All these statutes will no doubt have some interplay with the Applicants in respect of the numerous issues causing them concern.
110. Having taken all the circumstances of this case, the parties\' arguments and our reasoning aforesaid into consideration, the ultimate question we must dispose of in this matter is this: Are the Applicants, or is the MRC, or are the members comprising MRC, entitled to constitutional protections under the Constitution 2010, when such body or person evidently or admittedly is neither a legal entity or registered or recognised under any law of the land, and such body or person has, as its inherent fundamental essence, purpose, and object, the purveyance or promotion of an agenda that is expressly unconstitutional albeit clothed in the guise of socio-political, economic, or fundamental rights and freedoms? We think not.

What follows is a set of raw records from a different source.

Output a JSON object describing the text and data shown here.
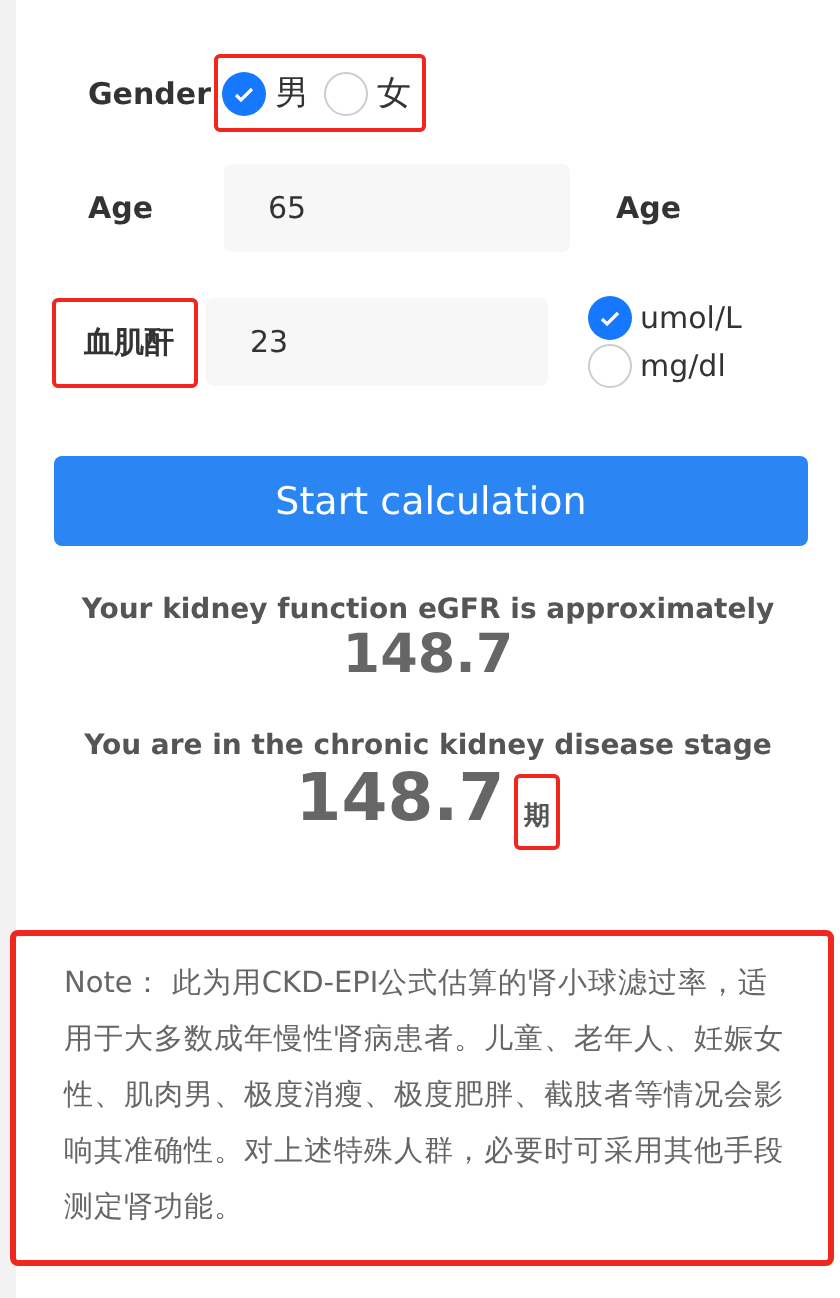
{
  "gender": {
    "label": "Gender",
    "highlighted": true,
    "options": [
      {
        "label": "男",
        "selected": true
      },
      {
        "label": "女",
        "selected": false
      }
    ]
  },
  "age": {
    "label": "Age",
    "value": "65",
    "unit_label": "Age"
  },
  "creatinine": {
    "label": "血肌酐",
    "highlighted": true,
    "value": "23",
    "units": [
      {
        "label": "umol/L",
        "selected": true
      },
      {
        "label": "mg/dl",
        "selected": false
      }
    ]
  },
  "button": "Start calculation",
  "result": {
    "egfr_label": "Your kidney function eGFR is approximately",
    "egfr_value": "148.7",
    "stage_label": "You are in the chronic kidney disease stage",
    "stage_value": "148.7",
    "stage_suffix": "期",
    "suffix_highlighted": true
  },
  "note": {
    "text": "Note： 此为用CKD-EPI公式估算的肾小球滤过率，适用于大多数成年慢性肾病患者。儿童、老年人、妊娠女性、肌肉男、极度消瘦、极度肥胖、截肢者等情况会影响其准确性。对上述特殊人群，必要时可采用其他手段测定肾功能。",
    "highlighted": true
  }
}
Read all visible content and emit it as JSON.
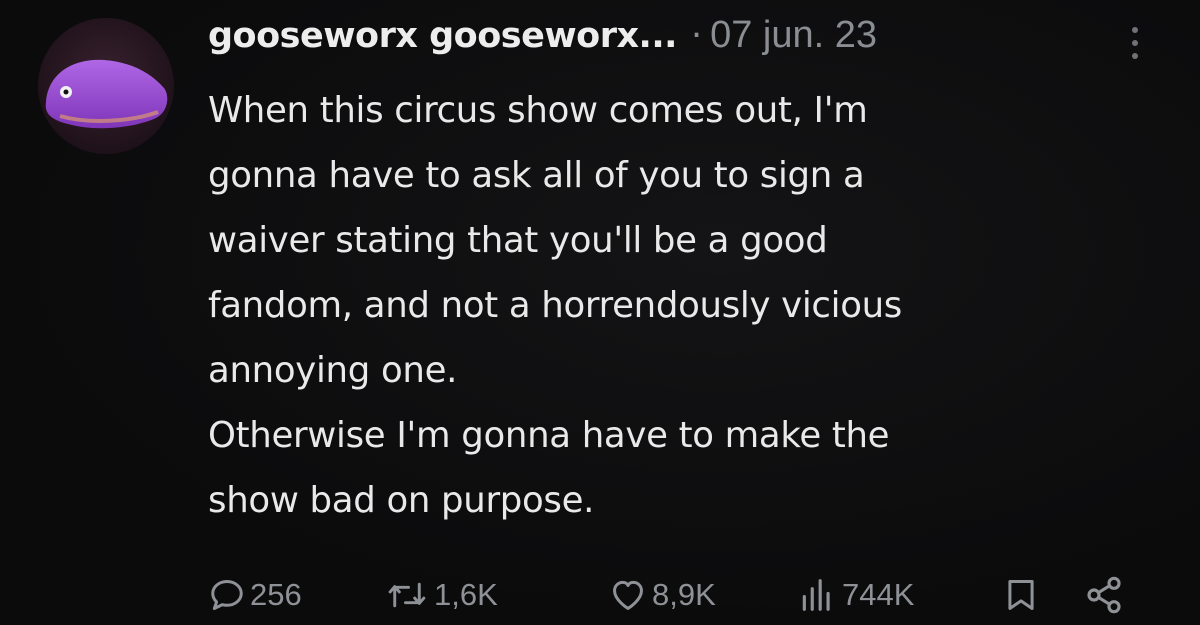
{
  "post": {
    "author_name": "gooseworx gooseworx...",
    "separator": "·",
    "date": "07 jun. 23",
    "body_lines": [
      "When this circus show comes out, I'm",
      "gonna have to ask all of you to sign a",
      "waiver stating that you'll be a good",
      "fandom, and not a horrendously vicious",
      "annoying one.",
      "Otherwise I'm gonna have to make the",
      "show bad on purpose."
    ]
  },
  "actions": {
    "replies": "256",
    "reposts": "1,6K",
    "likes": "8,9K",
    "views": "744K"
  },
  "icons": {
    "avatar": "purple-creature-avatar",
    "more": "more-options-icon",
    "reply": "reply-icon",
    "repost": "repost-icon",
    "like": "heart-icon",
    "views": "views-chart-icon",
    "bookmark": "bookmark-icon",
    "share": "share-icon"
  },
  "colors": {
    "background": "#0c0c0d",
    "text": "#e9e9e9",
    "muted": "#8e9196",
    "avatar_accent": "#9b4fd0"
  }
}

111. The upshot of the foregoing is that we hold that neither the Applicants as individuals acting on behalf of MRC, nor the MRC as an unregistered, amorphous body espousing an unconstitutional agenda, has either the locus standi or the legal competency to bring the Originating Motion or the Interlocutory Motion, or to be entitled to pursue the reliefs sought.
112. Having found as aforesaid, we do consider it a moot matter to make any determination on the sixth issue, namely, whether the protection of constitutional rights is available only to individuals and not to groups on a collective basis.
113. In concluding, we wish to make an observation concerning this court\'s decision in Misc App 468/10 under which the “ban” on MRC was lifted on 25th July, 2012. In paragraph 2 of the Applicants\' grounds of opposition there was the assertion that following the Court\'s judgment in that petition, the Respondents\' applications are overtaken by events as the question of illegality is no longer in issue. That is an erroneous impression.
114. The court there was dealing only with the question of proscription of the MRC, and not with the legality or otherwise of MRC. At page 1 paragraph 1 of the court\'s judgment in that petition, the issue was phrased as follows:
“The question raised by this petition is simply whether or not the action of the Government of Kenya in proscribing the group known as Mombasa Republican Council (MRC) vide Gazette notice Number 12585 is unconstitutional.”
And at page 38 paragraph 77 the court concluded:
“On our assessment, we have reached the conclusion that the state has not satisfactorily demonstrated that the proscription was justifiable or proportionate.”
Nowhere in its judgment did the court legalise the MRC. Indeed, the court there pointed out that MRC should legalise itself, and suggested the option of registering as a political party.
115. In the present case, this court has made a determination that the MRC, not being an entity known to law, and having evinced its intention to be a registered body, but having failed to do so, and having expressly been established to tread an unconstitutional journey evidenced in its intrinsic constitutional character, it has no locus or competency to bring this application for constitutional protection, which we hereby strike out.
116. On all the other grounds raised by the Respondents for striking down the Originating Motion and the Second Motion., the court has found that they were not established.
117. In light of the nature of the motions herein, the public law and public interest issues raised, and in exercise of our discretion, we determine that each party will bear its own costs.
Dated, signed and delivered this 20th day of December, 2012.
J.W. MWERA, JUDGE
E.M. MURIITHI, JUDGE
G.N. NZIOKA, JUDGE
R.M. MWONGO, JUDGE
In Presence of Parties/Representative as follows: